When authorities and public institutions take the lead in demanding green solutions, they promote the production of green packaging, thereby developing the market and increasing opportunities for private companies. This also creates a competitive pressure for companies to prioritise the environment.

Consumers must be involved

If the green transition is to take place in earnest, it is crucial that consumers are involved. Consumers must create the demand that pushes for the green transition. Here, too, the EU plays a crucial role.

European consumers are becoming more and more environmentally and climate conscious, but although many want to support the green transition, it is difficult for individuals to carry out the desired actions, as there is a lack of benchmarks and communication from authorities.

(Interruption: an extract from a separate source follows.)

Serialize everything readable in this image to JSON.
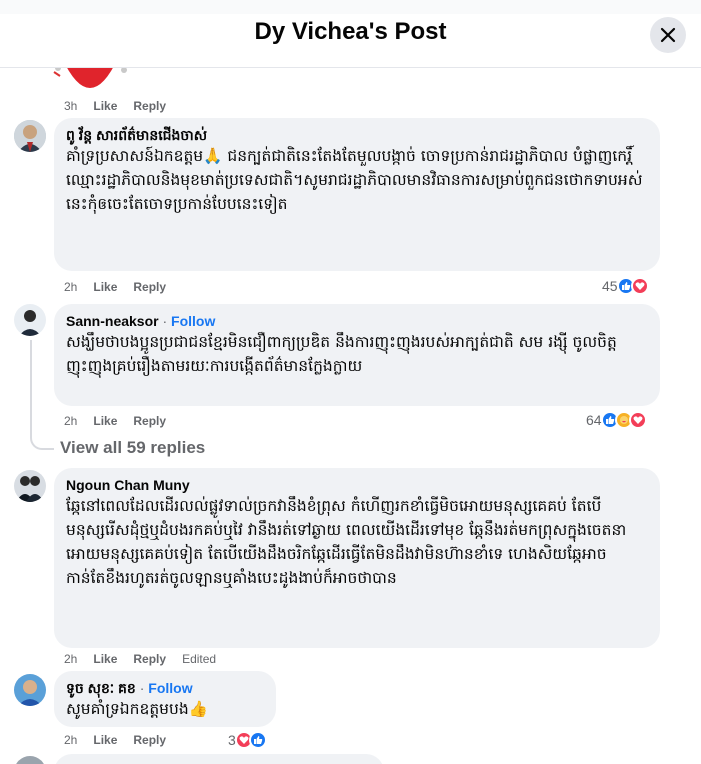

The EU must drive information to Europe’s citizens to equip them with the right information to make informed choices. Cracking down on green claims, smart buzzwords, and fake news is key here.

Ensuring a fair debate around substrates is also important. Packaging is designed with functionality in mind to protect the product inside.  

The symbol of the right choice

For the benefit of consumer information, the EU already possess an excellent tool: eco-labels. The use of labels must be actioned offensively and be the symbol for the consumer of the right choice. Unfortunately, eco-labels are often not used on the packaging. This means that the consumer is not informed of the product’s environmental impact, which may influence their purchasing decision. In the EU, the flower eco-label should therefore be extended to include packaging to ensure recycling and complete the circular economy.  

Waste management must be uniform

The control of waste management is core to a well-functioning circular economy. Here, the EU has a long way to go. Although some countries, like Denmark, have made some future-oriented and important decisions about uniform waste fractions, there is a risk this approach will not have the desired effect if the rest of Europe does not follow suit.

With a more uniform waste sorting in the EU, it will be much easier for packaging producers to produce for recycling. It is the very core of circular economy. Packaging cannot be viewed solely as a problem. This removes tools from the toolbox to solve the problem of waste not being reused.

If we can find the big ambitions, there is both a strong, green transition and good business opportunities ahead.